Your assignment:
Return the following entries exactly, word for word.

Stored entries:
[Start of section]

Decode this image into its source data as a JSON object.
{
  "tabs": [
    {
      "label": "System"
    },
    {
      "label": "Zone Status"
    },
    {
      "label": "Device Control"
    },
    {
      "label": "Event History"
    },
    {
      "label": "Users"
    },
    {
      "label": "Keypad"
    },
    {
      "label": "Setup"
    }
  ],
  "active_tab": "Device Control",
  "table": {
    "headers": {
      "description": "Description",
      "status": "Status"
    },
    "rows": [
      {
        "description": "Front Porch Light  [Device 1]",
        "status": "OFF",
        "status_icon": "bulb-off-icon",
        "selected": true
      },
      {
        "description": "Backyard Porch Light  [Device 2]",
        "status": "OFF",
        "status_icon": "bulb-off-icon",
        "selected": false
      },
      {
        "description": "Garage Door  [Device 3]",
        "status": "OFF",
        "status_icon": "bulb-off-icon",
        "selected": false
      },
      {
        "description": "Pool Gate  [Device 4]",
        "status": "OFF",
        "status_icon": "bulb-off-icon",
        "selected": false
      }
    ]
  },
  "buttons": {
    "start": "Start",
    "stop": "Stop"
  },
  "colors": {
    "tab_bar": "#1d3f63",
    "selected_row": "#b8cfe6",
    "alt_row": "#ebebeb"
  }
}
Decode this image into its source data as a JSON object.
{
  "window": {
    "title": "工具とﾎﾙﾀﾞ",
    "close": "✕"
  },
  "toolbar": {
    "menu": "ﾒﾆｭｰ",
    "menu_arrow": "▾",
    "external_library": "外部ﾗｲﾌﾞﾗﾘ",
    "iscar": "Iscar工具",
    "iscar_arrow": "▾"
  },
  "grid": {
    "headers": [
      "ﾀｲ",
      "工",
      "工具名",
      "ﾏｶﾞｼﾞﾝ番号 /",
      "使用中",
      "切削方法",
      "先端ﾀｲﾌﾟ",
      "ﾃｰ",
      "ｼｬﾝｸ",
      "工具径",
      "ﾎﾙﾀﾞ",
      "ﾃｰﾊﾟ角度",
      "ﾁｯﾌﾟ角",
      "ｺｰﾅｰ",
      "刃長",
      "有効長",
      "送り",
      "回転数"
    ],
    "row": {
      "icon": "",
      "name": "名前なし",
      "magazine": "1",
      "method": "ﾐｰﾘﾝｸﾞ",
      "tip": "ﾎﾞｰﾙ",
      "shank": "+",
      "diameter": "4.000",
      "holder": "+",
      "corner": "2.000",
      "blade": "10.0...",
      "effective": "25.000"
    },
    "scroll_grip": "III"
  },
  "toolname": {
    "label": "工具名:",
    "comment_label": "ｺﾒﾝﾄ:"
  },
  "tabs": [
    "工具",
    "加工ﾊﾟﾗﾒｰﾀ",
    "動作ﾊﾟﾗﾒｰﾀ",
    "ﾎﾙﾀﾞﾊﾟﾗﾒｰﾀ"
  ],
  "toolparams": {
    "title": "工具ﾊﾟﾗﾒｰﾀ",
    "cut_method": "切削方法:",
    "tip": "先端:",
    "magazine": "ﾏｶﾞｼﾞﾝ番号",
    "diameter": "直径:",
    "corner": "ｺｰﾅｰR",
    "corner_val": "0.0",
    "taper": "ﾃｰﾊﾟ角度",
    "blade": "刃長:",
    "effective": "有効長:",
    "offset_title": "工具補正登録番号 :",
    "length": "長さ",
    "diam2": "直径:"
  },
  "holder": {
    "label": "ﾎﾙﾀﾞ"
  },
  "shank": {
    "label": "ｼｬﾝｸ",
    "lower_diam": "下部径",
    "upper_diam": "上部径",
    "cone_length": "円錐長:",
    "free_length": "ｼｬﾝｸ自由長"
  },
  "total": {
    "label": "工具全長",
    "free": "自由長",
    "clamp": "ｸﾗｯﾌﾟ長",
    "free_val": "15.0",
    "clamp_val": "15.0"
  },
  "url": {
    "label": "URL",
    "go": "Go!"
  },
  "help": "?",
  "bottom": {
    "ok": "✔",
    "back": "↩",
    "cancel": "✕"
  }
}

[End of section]

Completed exercise:
Decode this image into its source data as a JSON object.
{
  "tabs": [
    {
      "label": "System"
    },
    {
      "label": "Zone Status"
    },
    {
      "label": "Device Control"
    },
    {
      "label": "Event History"
    },
    {
      "label": "Users"
    },
    {
      "label": "Keypad"
    },
    {
      "label": "Setup"
    }
  ],
  "active_tab": "Device Control",
  "table": {
    "headers": {
      "description": "Description",
      "status": "Status"
    },
    "rows": [
      {
        "description": "Front Porch Light  [Device 1]",
        "status": "OFF",
        "status_icon": "bulb-off-icon",
        "selected": true
      },
      {
        "description": "Backyard Porch Light  [Device 2]",
        "status": "OFF",
        "status_icon": "bulb-off-icon",
        "selected": false
      },
      {
        "description": "Garage Door  [Device 3]",
        "status": "OFF",
        "status_icon": "bulb-off-icon",
        "selected": false
      },
      {
        "description": "Pool Gate  [Device 4]",
        "status": "OFF",
        "status_icon": "bulb-off-icon",
        "selected": false
      }
    ]
  },
  "buttons": {
    "start": "Start",
    "stop": "Stop"
  },
  "colors": {
    "tab_bar": "#1d3f63",
    "selected_row": "#b8cfe6",
    "alt_row": "#ebebeb"
  }
}
Decode this image into its source data as a JSON object.
{
  "window": {
    "title": "工具とﾎﾙﾀﾞ",
    "close": "✕"
  },
  "toolbar": {
    "menu": "ﾒﾆｭｰ",
    "menu_arrow": "▾",
    "external_library": "外部ﾗｲﾌﾞﾗﾘ",
    "iscar": "Iscar工具",
    "iscar_arrow": "▾"
  },
  "grid": {
    "headers": [
      "ﾀｲ",
      "工",
      "工具名",
      "ﾏｶﾞｼﾞﾝ番号 /",
      "使用中",
      "切削方法",
      "先端ﾀｲﾌﾟ",
      "ﾃｰ",
      "ｼｬﾝｸ",
      "工具径",
      "ﾎﾙﾀﾞ",
      "ﾃｰﾊﾟ角度",
      "ﾁｯﾌﾟ角",
      "ｺｰﾅｰ",
      "刃長",
      "有効長",
      "送り",
      "回転数"
    ],
    "row": {
      "icon": "",
      "name": "名前なし",
      "magazine": "1",
      "method": "ﾐｰﾘﾝｸﾞ",
      "tip": "ﾎﾞｰﾙ",
      "shank": "+",
      "diameter": "4.000",
      "holder": "+",
      "corner": "2.000",
      "blade": "10.0...",
      "effective": "25.000"
    },
    "scroll_grip": "III"
  },
  "toolname": {
    "label": "工具名:",
    "comment_label": "ｺﾒﾝﾄ:"
  },
  "tabs": [
    "工具",
    "加工ﾊﾟﾗﾒｰﾀ",
    "動作ﾊﾟﾗﾒｰﾀ",
    "ﾎﾙﾀﾞﾊﾟﾗﾒｰﾀ"
  ],
  "toolparams": {
    "title": "工具ﾊﾟﾗﾒｰﾀ",
    "cut_method": "切削方法:",
    "tip": "先端:",
    "magazine": "ﾏｶﾞｼﾞﾝ番号",
    "diameter": "直径:",
    "corner": "ｺｰﾅｰR",
    "corner_val": "0.0",
    "taper": "ﾃｰﾊﾟ角度",
    "blade": "刃長:",
    "effective": "有効長:",
    "offset_title": "工具補正登録番号 :",
    "length": "長さ",
    "diam2": "直径:"
  },
  "holder": {
    "label": "ﾎﾙﾀﾞ"
  },
  "shank": {
    "label": "ｼｬﾝｸ",
    "lower_diam": "下部径",
    "upper_diam": "上部径",
    "cone_length": "円錐長:",
    "free_length": "ｼｬﾝｸ自由長"
  },
  "total": {
    "label": "工具全長",
    "free": "自由長",
    "clamp": "ｸﾗｯﾌﾟ長",
    "free_val": "15.0",
    "clamp_val": "15.0"
  },
  "url": {
    "label": "URL",
    "go": "Go!"
  },
  "help": "?",
  "bottom": {
    "ok": "✔",
    "back": "↩",
    "cancel": "✕"
  }
}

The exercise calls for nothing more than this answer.